Most people are going to have to make at least some changes as they re-emerge from their homes. At a minimum, most will need to adjust the pictures in their minds so as not to create a self-sabotaging barrier to both economic recovery and to enjoying life beyond the walls of our own homes. Our old jobs and activities may look and feel different, but it doesn’t have to be viewed as negative. Just different.
Over the next few days, start to take some time to consider what you want. Mindfulness includes space between our minds and emotions. Try to step out of an emotional response and just neutrally observe your life as it was perhaps last November or December. What did you like about it? What did you hate about it? Start a list, identifying those factors. I think it’s also important to write down your top three values on this list, along with your top priorities. Just get it all down on paper in some form and then start tinkering around. Do a little visioning or day dreaming about what you’d like your life to look like now.
It will take longer than a few days to shift the pictures in our mind and to come up with a strategy for re-entering and navigating in the world again. But the amazing way our brains work is that once you start writing ideas down, your brain will keep working with them, thinking of examples and scenarios. You’ll get a sudden insight while taking a shower (assuming you’re still taking showers). You’ll notice new information related to what you’ve written down while online or watching tv and think, what a coincidence. Only it’s not really – it’s your brain issuing the command to look for what you’ve deemed important by writing it down.

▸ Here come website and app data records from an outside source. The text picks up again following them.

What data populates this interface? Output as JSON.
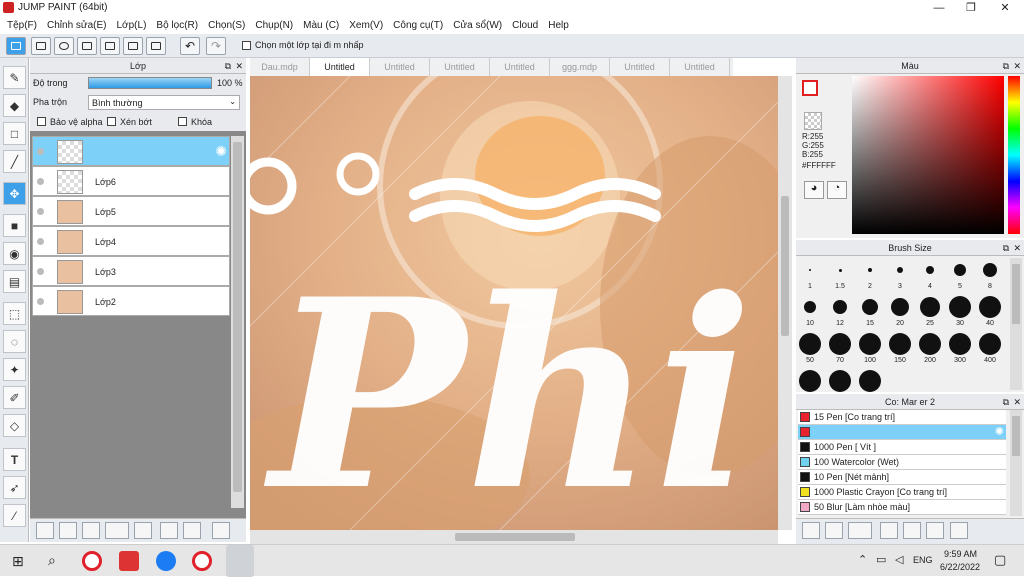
{
  "app": {
    "title": "JUMP PAINT (64bit)"
  },
  "menu": [
    "Tệp(F)",
    "Chỉnh sửa(E)",
    "Lớp(L)",
    "Bộ lọc(R)",
    "Chọn(S)",
    "Chụp(N)",
    "Màu (C)",
    "Xem(V)",
    "Công cụ(T)",
    "Cửa sổ(W)",
    "Cloud",
    "Help"
  ],
  "toolbar": {
    "option_label": "Chọn một lớp tại đi m nhấp"
  },
  "layers": {
    "title": "Lớp",
    "opacity_label": "Độ trong",
    "opacity_value": "100 %",
    "opacity": 1.0,
    "blend_label": "Pha trộn",
    "blend_value": "Bình thường",
    "protect_alpha": "Bảo vệ alpha",
    "clip": "Xén bớt",
    "lock": "Khóa",
    "items": [
      {
        "name": ""
      },
      {
        "name": "Lớp6"
      },
      {
        "name": "Lớp5"
      },
      {
        "name": "Lớp4"
      },
      {
        "name": "Lớp3"
      },
      {
        "name": "Lớp2"
      }
    ]
  },
  "tabs": [
    "Dau.mdp",
    "Untitled",
    "Untitled",
    "Untitled",
    "Untitled",
    "ggg.mdp",
    "Untitled",
    "Untitled"
  ],
  "canvas": {
    "text": "Phi"
  },
  "color": {
    "title": "Màu",
    "r": "R:255",
    "g": "G:255",
    "b": "B:255",
    "hex": "#FFFFFF"
  },
  "brush": {
    "title": "Brush Size",
    "sizes": [
      "1",
      "1.5",
      "2",
      "3",
      "4",
      "5",
      "8",
      "10",
      "12",
      "15",
      "20",
      "25",
      "30",
      "40",
      "50",
      "70",
      "100",
      "150",
      "200",
      "300",
      "400",
      "",
      "",
      ""
    ]
  },
  "marker": {
    "title": "Co: Mar er 2",
    "items": [
      {
        "label": "15     Pen [Co trang trí]",
        "color": "#e8232e"
      },
      {
        "label": "",
        "color": "#e8232e"
      },
      {
        "label": "1000 Pen [ Vít ]",
        "color": "#111111"
      },
      {
        "label": "100   Watercolor (Wet)",
        "color": "#6fd1f0"
      },
      {
        "label": "10     Pen [Nét mảnh]",
        "color": "#111111"
      },
      {
        "label": "1000 Plastic Crayon [Co trang trí]",
        "color": "#f0e020"
      },
      {
        "label": "50     Blur [Làm nhòe màu]",
        "color": "#f2a9c8"
      }
    ]
  },
  "taskbar": {
    "lang": "ENG",
    "time": "9:59 AM",
    "date": "6/22/2022"
  }
}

If the thought of all of this overwhelms you, just stop and relax. You don’t have to do this yet if you’re not ready. Forget making lists and tinkering and envisioning. But you can definitely start thinking about it. You can begin the undoing of the current picture in your mind and accept that you might have a new picture or even a blank canvas, if only temporarily.
The most amazing thing of all is that we’re still here, we’re still going and we will get through this. We are resilient by nature – that’s how we’ve survived this long. And we’ll continue to survive, even though we may have challenging experiences. The key to happiness and ultimate health, however, is to thrive, and we can do that, too, by being mindful, open to new ideas and by being willing to do whatever needs to be done for our new realities to emerge.